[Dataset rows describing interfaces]
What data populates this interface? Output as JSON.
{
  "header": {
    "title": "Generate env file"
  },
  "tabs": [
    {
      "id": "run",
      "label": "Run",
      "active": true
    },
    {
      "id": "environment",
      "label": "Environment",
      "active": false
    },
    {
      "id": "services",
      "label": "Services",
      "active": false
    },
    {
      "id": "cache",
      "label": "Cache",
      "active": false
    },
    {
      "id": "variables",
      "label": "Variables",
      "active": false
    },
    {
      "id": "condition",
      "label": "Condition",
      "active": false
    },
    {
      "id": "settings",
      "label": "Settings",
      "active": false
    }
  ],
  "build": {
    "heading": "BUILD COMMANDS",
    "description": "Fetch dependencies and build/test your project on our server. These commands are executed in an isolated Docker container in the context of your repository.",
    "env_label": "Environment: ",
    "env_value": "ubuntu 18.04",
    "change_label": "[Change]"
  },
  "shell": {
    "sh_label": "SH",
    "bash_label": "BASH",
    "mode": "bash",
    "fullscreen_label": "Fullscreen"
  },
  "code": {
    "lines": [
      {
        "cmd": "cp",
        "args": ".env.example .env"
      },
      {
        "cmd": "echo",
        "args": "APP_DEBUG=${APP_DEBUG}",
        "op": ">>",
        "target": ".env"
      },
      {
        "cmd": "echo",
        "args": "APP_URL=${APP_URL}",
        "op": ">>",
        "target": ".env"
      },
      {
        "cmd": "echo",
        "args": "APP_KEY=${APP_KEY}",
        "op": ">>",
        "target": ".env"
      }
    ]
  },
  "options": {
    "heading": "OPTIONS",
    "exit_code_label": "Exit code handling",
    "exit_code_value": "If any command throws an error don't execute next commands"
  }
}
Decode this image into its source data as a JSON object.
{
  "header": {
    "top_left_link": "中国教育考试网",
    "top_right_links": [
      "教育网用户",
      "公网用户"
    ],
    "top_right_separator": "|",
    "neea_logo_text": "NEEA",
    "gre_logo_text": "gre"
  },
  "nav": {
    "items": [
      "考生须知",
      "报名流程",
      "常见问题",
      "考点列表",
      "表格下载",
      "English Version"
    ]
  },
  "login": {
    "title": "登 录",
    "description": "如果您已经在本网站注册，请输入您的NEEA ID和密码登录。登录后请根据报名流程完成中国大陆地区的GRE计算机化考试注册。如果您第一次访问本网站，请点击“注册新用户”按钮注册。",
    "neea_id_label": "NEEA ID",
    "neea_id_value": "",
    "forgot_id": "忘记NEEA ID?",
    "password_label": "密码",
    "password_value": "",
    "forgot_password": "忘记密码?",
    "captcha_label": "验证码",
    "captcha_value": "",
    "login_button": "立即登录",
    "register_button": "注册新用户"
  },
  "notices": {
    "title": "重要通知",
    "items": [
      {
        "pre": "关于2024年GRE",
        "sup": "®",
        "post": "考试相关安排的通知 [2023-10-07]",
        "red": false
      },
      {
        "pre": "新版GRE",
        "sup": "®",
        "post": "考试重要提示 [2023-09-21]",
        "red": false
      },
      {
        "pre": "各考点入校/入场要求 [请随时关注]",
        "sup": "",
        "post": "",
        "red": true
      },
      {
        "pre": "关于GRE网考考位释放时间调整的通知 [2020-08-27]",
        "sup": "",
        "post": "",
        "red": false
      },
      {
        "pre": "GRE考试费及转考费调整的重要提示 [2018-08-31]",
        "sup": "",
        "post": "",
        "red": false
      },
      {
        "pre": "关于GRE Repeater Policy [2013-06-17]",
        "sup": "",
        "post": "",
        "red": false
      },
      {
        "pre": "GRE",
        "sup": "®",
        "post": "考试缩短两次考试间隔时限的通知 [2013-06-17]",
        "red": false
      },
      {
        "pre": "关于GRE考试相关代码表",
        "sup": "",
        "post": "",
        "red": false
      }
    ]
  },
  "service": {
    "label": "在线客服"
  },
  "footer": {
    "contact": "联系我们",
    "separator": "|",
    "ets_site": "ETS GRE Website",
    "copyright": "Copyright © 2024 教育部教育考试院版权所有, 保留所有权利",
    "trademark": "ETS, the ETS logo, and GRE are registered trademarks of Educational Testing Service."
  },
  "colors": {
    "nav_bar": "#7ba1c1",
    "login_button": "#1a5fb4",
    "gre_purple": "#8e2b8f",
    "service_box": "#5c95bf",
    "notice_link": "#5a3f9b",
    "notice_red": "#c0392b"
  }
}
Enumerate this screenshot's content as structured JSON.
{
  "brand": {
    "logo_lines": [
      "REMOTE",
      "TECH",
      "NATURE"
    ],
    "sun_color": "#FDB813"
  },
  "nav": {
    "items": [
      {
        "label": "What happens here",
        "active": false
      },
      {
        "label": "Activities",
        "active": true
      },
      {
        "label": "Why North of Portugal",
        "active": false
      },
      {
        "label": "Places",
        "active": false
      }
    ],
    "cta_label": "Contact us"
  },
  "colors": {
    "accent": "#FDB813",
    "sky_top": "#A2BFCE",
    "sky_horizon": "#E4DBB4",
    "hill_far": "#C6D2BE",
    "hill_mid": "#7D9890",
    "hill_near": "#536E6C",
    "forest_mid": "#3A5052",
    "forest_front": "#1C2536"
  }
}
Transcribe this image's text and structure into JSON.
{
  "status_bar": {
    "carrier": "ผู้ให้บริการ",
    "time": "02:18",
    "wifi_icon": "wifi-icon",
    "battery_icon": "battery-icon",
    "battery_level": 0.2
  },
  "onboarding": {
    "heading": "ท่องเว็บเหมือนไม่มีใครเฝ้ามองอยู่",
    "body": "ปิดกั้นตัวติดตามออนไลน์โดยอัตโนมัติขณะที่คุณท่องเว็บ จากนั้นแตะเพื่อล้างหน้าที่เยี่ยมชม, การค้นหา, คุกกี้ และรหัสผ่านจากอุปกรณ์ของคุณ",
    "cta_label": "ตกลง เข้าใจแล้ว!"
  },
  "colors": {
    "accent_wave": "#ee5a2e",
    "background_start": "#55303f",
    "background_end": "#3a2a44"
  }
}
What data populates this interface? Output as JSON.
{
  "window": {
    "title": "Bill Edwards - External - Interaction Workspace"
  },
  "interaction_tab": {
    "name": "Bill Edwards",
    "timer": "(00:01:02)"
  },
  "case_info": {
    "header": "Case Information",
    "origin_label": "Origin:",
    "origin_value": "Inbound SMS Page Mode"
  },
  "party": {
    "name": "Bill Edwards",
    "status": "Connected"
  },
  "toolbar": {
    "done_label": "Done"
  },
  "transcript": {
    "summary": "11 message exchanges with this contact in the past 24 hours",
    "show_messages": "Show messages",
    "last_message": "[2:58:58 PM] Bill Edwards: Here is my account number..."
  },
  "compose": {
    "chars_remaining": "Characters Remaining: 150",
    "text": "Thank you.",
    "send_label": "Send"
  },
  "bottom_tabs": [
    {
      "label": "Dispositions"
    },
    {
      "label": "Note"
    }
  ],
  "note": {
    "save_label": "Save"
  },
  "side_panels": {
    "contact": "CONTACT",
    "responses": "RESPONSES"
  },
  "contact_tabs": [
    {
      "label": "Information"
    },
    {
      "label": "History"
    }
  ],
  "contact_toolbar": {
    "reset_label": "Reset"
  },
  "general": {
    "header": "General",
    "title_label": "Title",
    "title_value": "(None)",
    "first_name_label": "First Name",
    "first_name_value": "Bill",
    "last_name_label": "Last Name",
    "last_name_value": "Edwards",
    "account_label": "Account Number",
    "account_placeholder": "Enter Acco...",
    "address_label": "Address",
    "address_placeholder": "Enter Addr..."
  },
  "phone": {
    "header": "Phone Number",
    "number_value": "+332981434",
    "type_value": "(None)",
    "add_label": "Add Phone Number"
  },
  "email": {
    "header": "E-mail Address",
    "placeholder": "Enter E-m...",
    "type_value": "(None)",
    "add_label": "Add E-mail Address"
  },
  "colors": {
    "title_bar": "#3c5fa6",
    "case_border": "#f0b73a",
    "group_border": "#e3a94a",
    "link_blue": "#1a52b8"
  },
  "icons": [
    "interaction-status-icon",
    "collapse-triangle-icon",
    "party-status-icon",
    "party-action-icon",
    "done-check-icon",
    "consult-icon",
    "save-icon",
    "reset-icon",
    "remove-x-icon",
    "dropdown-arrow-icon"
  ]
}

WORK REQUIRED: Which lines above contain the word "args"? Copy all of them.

SOLUTION TO THE PROBLEM:
        "args": ".env.example .env"
        "args": "APP_DEBUG=${APP_DEBUG}",
        "args": "APP_URL=${APP_URL}",
        "args": "APP_KEY=${APP_KEY}",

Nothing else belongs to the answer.